What to do> Could you set down every entry exactly as it stands, without the images?

Data extracts>

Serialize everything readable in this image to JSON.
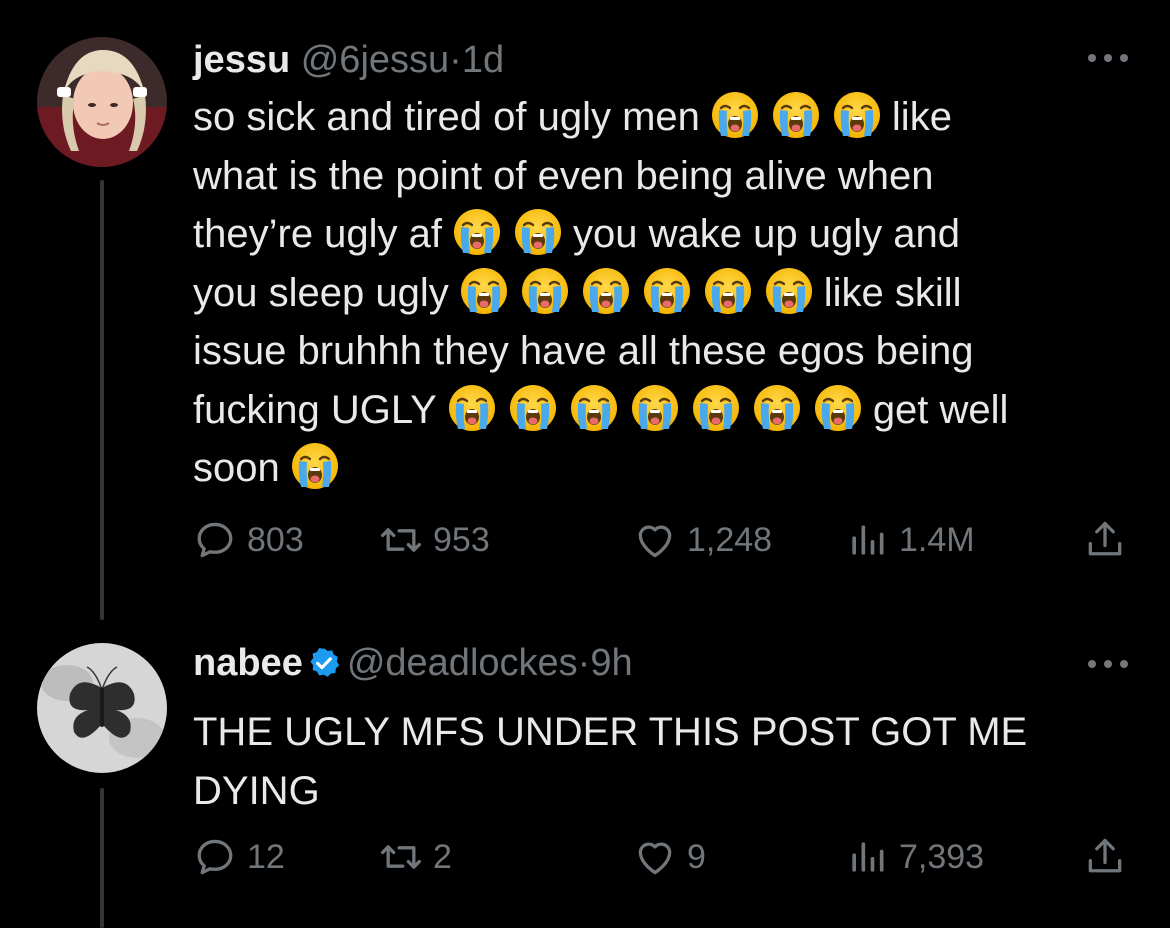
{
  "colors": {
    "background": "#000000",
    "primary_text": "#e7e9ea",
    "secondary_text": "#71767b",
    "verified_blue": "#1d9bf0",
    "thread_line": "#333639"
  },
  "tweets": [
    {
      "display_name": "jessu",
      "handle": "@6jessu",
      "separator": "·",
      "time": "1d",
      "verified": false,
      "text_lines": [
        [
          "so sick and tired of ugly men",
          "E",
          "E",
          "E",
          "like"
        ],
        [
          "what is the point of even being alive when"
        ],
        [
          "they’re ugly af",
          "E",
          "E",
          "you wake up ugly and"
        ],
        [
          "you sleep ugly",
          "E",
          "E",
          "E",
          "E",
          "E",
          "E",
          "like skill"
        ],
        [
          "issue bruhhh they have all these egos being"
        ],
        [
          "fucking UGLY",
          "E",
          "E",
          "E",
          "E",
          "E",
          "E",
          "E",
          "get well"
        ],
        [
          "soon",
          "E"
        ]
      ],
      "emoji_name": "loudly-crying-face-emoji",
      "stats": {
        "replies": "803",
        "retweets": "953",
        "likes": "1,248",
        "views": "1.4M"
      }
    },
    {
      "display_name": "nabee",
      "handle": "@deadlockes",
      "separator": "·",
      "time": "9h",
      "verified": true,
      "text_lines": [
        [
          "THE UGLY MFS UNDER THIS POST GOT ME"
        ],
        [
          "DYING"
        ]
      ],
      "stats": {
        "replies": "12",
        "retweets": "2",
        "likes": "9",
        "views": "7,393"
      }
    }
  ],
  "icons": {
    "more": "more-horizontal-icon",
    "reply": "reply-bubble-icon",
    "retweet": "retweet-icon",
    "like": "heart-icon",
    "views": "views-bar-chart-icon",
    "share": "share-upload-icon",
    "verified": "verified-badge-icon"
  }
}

Solved problem>
Serialize everything readable in this image to JSON.
{
  "colors": {
    "background": "#000000",
    "primary_text": "#e7e9ea",
    "secondary_text": "#71767b",
    "verified_blue": "#1d9bf0",
    "thread_line": "#333639"
  },
  "tweets": [
    {
      "display_name": "jessu",
      "handle": "@6jessu",
      "separator": "·",
      "time": "1d",
      "verified": false,
      "text_lines": [
        [
          "so sick and tired of ugly men",
          "E",
          "E",
          "E",
          "like"
        ],
        [
          "what is the point of even being alive when"
        ],
        [
          "they’re ugly af",
          "E",
          "E",
          "you wake up ugly and"
        ],
        [
          "you sleep ugly",
          "E",
          "E",
          "E",
          "E",
          "E",
          "E",
          "like skill"
        ],
        [
          "issue bruhhh they have all these egos being"
        ],
        [
          "fucking UGLY",
          "E",
          "E",
          "E",
          "E",
          "E",
          "E",
          "E",
          "get well"
        ],
        [
          "soon",
          "E"
        ]
      ],
      "emoji_name": "loudly-crying-face-emoji",
      "stats": {
        "replies": "803",
        "retweets": "953",
        "likes": "1,248",
        "views": "1.4M"
      }
    },
    {
      "display_name": "nabee",
      "handle": "@deadlockes",
      "separator": "·",
      "time": "9h",
      "verified": true,
      "text_lines": [
        [
          "THE UGLY MFS UNDER THIS POST GOT ME"
        ],
        [
          "DYING"
        ]
      ],
      "stats": {
        "replies": "12",
        "retweets": "2",
        "likes": "9",
        "views": "7,393"
      }
    }
  ],
  "icons": {
    "more": "more-horizontal-icon",
    "reply": "reply-bubble-icon",
    "retweet": "retweet-icon",
    "like": "heart-icon",
    "views": "views-bar-chart-icon",
    "share": "share-upload-icon",
    "verified": "verified-badge-icon"
  }
}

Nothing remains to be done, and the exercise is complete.